We keep staying up far too late for people whose children like the wrong side of seven in the morning. I could blame the football but that would be reductionist and dishonest.

I’ve been writing a new novel, a first draft, a rip-roaring tale that has whipped me into a frenzy. Everything and everyone have been an eensy bit neglected because I’ve been doing this:

mad cap typing

I drop Louis at school then take Elena to the playground so that I can sit there with my journal and get down the next paragraph while she stands at the top of the slide and says ‘coucou’ to me and anyone else who looks at her.

words at the playground

When she’s done, we go home and play for a little while then I give her her lunch and I write. And then I put her down for her nap, and I write. I eat my lunch and click on things I mean to read later, but instead, I write.

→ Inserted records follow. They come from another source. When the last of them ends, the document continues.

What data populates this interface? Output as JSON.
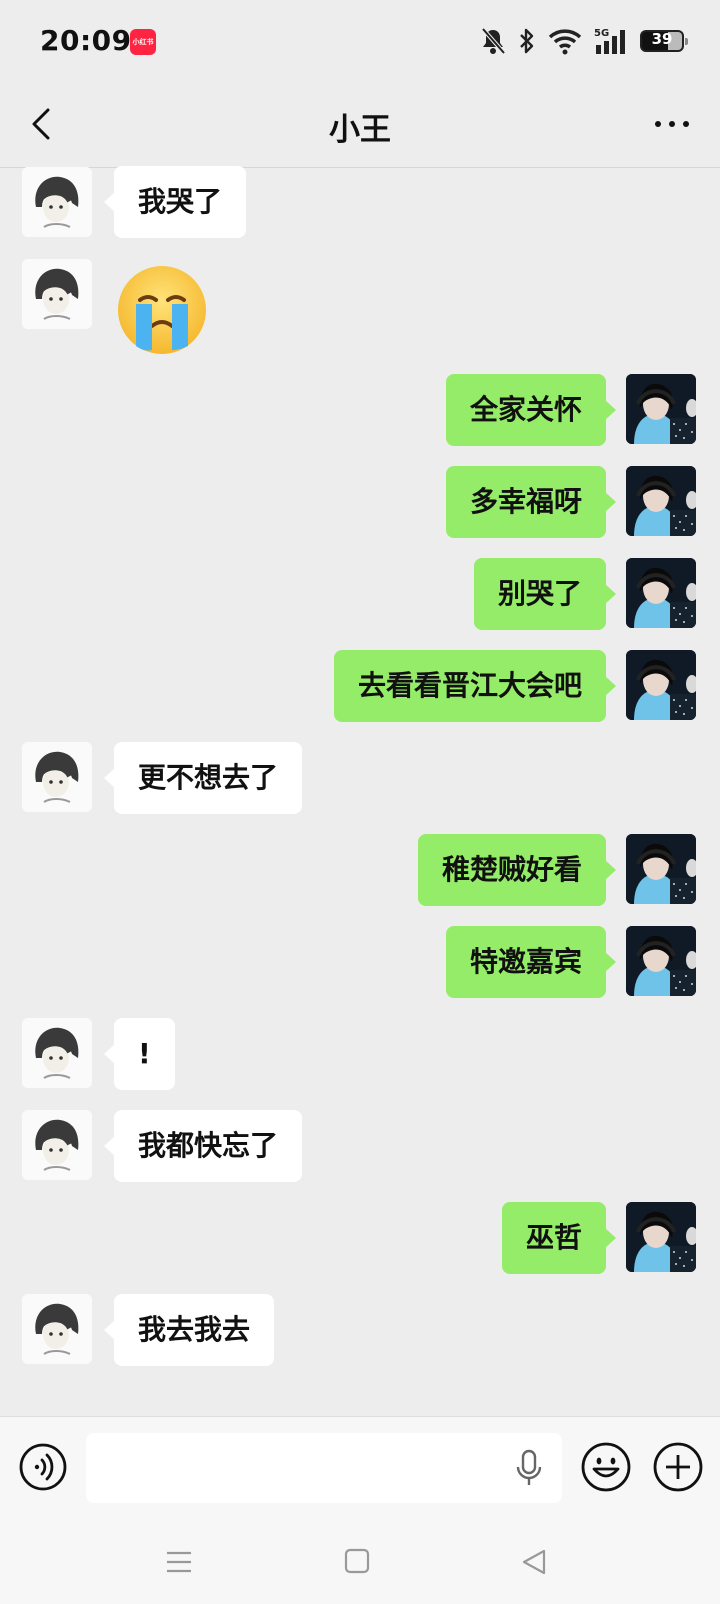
{
  "status_bar": {
    "time": "20:09",
    "app_badge": "小红书",
    "battery": "39",
    "icons": [
      "bell-off-icon",
      "bluetooth-icon",
      "wifi-icon",
      "5g-signal-icon",
      "battery-icon"
    ]
  },
  "header": {
    "title": "小王",
    "back_icon": "chevron-left-icon",
    "more_icon": "more-dots-icon"
  },
  "messages": [
    {
      "side": "left",
      "type": "text",
      "text": "我哭了"
    },
    {
      "side": "left",
      "type": "emoji",
      "emoji": "crying-face"
    },
    {
      "side": "right",
      "type": "text",
      "text": "全家关怀"
    },
    {
      "side": "right",
      "type": "text",
      "text": "多幸福呀"
    },
    {
      "side": "right",
      "type": "text",
      "text": "别哭了"
    },
    {
      "side": "right",
      "type": "text",
      "text": "去看看晋江大会吧"
    },
    {
      "side": "left",
      "type": "text",
      "text": "更不想去了"
    },
    {
      "side": "right",
      "type": "text",
      "text": "稚楚贼好看"
    },
    {
      "side": "right",
      "type": "text",
      "text": "特邀嘉宾"
    },
    {
      "side": "left",
      "type": "text",
      "text": "!"
    },
    {
      "side": "left",
      "type": "text",
      "text": "我都快忘了"
    },
    {
      "side": "right",
      "type": "text",
      "text": "巫哲"
    },
    {
      "side": "left",
      "type": "text",
      "text": "我去我去"
    }
  ],
  "input_bar": {
    "placeholder": "",
    "icons": [
      "voice-icon",
      "mic-icon",
      "emoji-icon",
      "plus-icon"
    ]
  },
  "colors": {
    "background": "#ededed",
    "bubble_right": "#95ec69",
    "bubble_left": "#ffffff",
    "badge": "#ff2442"
  }
}
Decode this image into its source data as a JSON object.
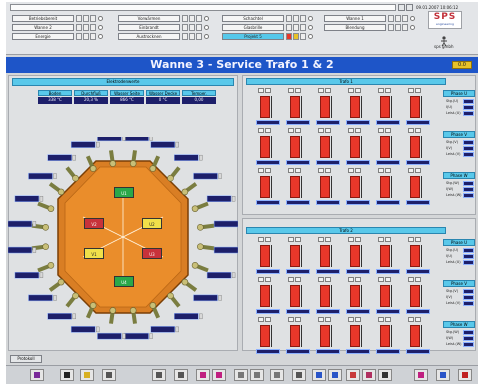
{
  "header": {
    "timestamp": "09.01.2007 10:06:12",
    "logo_text": "SPS",
    "logo_sub": "engineering",
    "user_label": "sps gmbh",
    "nav_rows": [
      [
        "Betriebsbereit",
        "Vorwärmen",
        "Schachtel",
        "Wanne 1"
      ],
      [
        "Wanne 2",
        "Einbrandt",
        "Glasbrille",
        "Blendung"
      ],
      [
        "Energie",
        "Austrocknen",
        "Projekt 5",
        ""
      ]
    ]
  },
  "title": {
    "text": "Wanne 3 - Service Trafo 1 & 2",
    "indicator": "0.0"
  },
  "left_panel": {
    "header": "Elektrodenwerte",
    "table_headers": [
      "Boden",
      "Durchfluß",
      "Wasser Seite",
      "Wasser Decke",
      "Temper."
    ],
    "table_values": [
      "338 °C",
      "20,3 %",
      "866 °C",
      "0 °C",
      "0,00"
    ],
    "center_labels": [
      "U1",
      "U2",
      "U3",
      "U4",
      "V1",
      "V2",
      "W1",
      "W2"
    ]
  },
  "trafo1": {
    "header": "Trafo 1",
    "phases": [
      {
        "label": "Phase U",
        "values": [
          "Stg.(U)",
          "I(U)",
          "Leist.(U)"
        ]
      },
      {
        "label": "Phase V",
        "values": [
          "Stg.(V)",
          "I(V)",
          "Leist.(V)"
        ]
      },
      {
        "label": "Phase W",
        "values": [
          "Stg.(W)",
          "I(W)",
          "Leist.(W)"
        ]
      }
    ]
  },
  "trafo2": {
    "header": "Trafo 2",
    "phases": [
      {
        "label": "Phase U",
        "values": [
          "Stg.(U)",
          "I(U)",
          "Leist.(U)"
        ]
      },
      {
        "label": "Phase V",
        "values": [
          "Stg.(V)",
          "I(V)",
          "Leist.(V)"
        ]
      },
      {
        "label": "Phase W",
        "values": [
          "Stg.(W)",
          "I(W)",
          "Leist.(W)"
        ]
      }
    ]
  },
  "bottom_button": "Protokoll",
  "colors": {
    "accent_blue": "#1e55c8",
    "cyan": "#59c8ea",
    "navy": "#1d1f6a",
    "red": "#e8372a",
    "orange": "#e88a22"
  }
}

typing like a crazy lady

I take Elena to halte garderie, and then I write until I have to pick Louis up from school. We eat afternoon tea at the park and talk about what he ate for lunch and which kids were mean and who he loves (his choice of words is perhaps a little influenced by his using french all day). And then I coax him into going to play with the other kids. I write a bit. I look around and can’t see Louis and panic for two seconds, and then he throws a stick up in the air, it gets stuck in a tree and needs my help throwing other sticks at it in order to get it down…

cafe dates with the wee man

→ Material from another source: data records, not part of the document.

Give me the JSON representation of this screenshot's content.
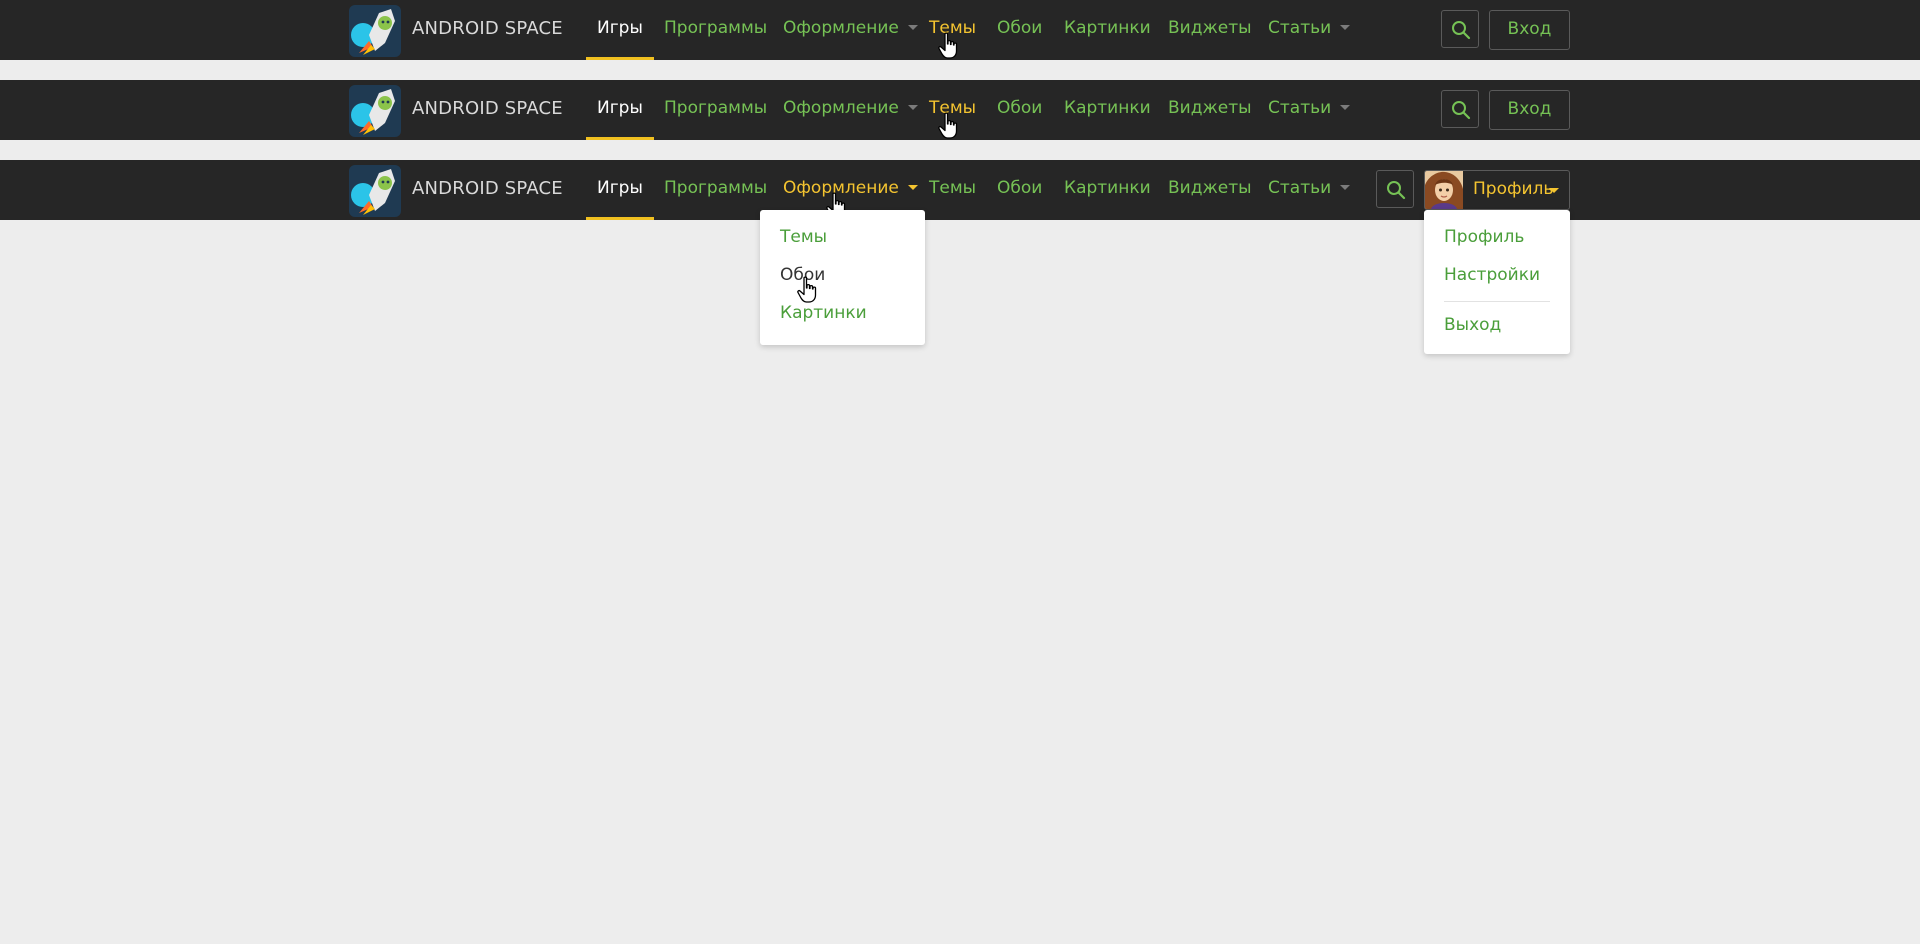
{
  "brand": {
    "name": "ANDROID SPACE",
    "logo_icon": "rocket-android-logo-icon"
  },
  "nav": {
    "items": [
      {
        "label": "Игры"
      },
      {
        "label": "Программы"
      },
      {
        "label": "Оформление"
      },
      {
        "label": "Темы"
      },
      {
        "label": "Обои"
      },
      {
        "label": "Картинки"
      },
      {
        "label": "Виджеты"
      },
      {
        "label": "Статьи"
      }
    ]
  },
  "navbars": [
    {
      "active_item": "Игры",
      "hovered_item": "Темы",
      "right_button": "Вход"
    },
    {
      "active_item": "Игры",
      "hovered_item": "Темы",
      "right_button": "Вход"
    },
    {
      "active_item": "Игры",
      "hovered_item": "Оформление",
      "right_button": "Профиль"
    }
  ],
  "search": {
    "icon": "search-icon"
  },
  "login": {
    "label": "Вход"
  },
  "profile": {
    "label": "Профиль",
    "avatar_icon": "user-avatar"
  },
  "decor_menu": {
    "items": [
      {
        "label": "Темы"
      },
      {
        "label": "Обои"
      },
      {
        "label": "Картинки"
      }
    ],
    "hovered_item": "Обои"
  },
  "profile_menu": {
    "items": [
      {
        "label": "Профиль"
      },
      {
        "label": "Настройки"
      },
      {
        "label": "Выход"
      }
    ]
  },
  "colors": {
    "navbar_bg": "#262626",
    "page_bg": "#ededed",
    "link_green": "#76c255",
    "hover_yellow": "#f4c430",
    "active_underline": "#f0c020",
    "dropdown_link": "#4a9e3a"
  }
}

The last few days he’s been asking if we can go to the cafe. Unfortunately, the closest cafe makes a lousy coffee, but they know how to do Louis’ not-hot chocolate and 4.30 isn’t too early for a glass of wine. Or ice cream. Louis will do drawings and eat his not-hot chocolate off his spoon… which takes forever.

In the evenings, if there’s a french or dutch or interesting football game on, then I tend to type up all those playground words and then type-on.

writing like a machine

Yeah, 50k in 2 weeks. That’s a first.

It’s a miracle we’re not half-buried in dirty laundry, basically. The weather has been good. I’m strangely on top of Laundry. In fact, not for the first time it strikes me that I’m am most productive words-wise when I am actually pretty busy. Creativity energizes me, and busyness kicks me in the bum a bit – any minute I get to write, I write. If there’s time to spare then… no, wait, that never happens.

So, I don’t know what the magic ingredient is. Maybe a strong story. No dull bits in this one, baby. Plenty of vitamin D doesn’t hurt. The knowledge that we’ll be here for another whole year. In fact, I even know what we’re doing after that. For the first time in a long time, I can see the future (sort of). Luuk is signing on to return to Christchurch FOR CERTAIN in August of next year. Not only do I know we’ll be in France for another year but I know where we will be after that. We have been sitting on uncertainty fence for so long I forgot it was kinda uncomfortable.

Plus, we’re going on holiday in six weeks, or so, and that works a bit like a deadline. There’s more than writing to do in the meantime. We got Louis and Elena all signed on for next year for school and halte garderie. We had Louis’ school end of year do last weekend. Sunday school finished up too.

sunday school certificates

Sunday school certificates!

Elena’s nursery doesn’t wrap up for another month, but some people go on holiday in July so they’re doing things like photos now:

Elena with teachers and friends

 

There were options. She wasn’t smiling in any of them. But her buddy on the bottom right has moved to another city, so I picked the one with him in it. He also does a fantastic photo-grump-face. Kudos Josua.

My french class finished already (Josua’s Dad is off to play for another rugby team, and our Tutor had to go to Brazil with a whole lot of other people for something or other.) I need to get organised to sign up for classes starting in September. Inscriptions have already been and gone for some things. It’s all a bit mad here at the moment, if I’m honest.

This weekend we’re off to the Netherlands for Luuk’s family reunion. If the kids are chilled and the roads are straight (they basically are if you don’t mind the tolls) then I might be writing on the road. Perhaps I’ll finish this draft in long-hand.

Better take an extra journal.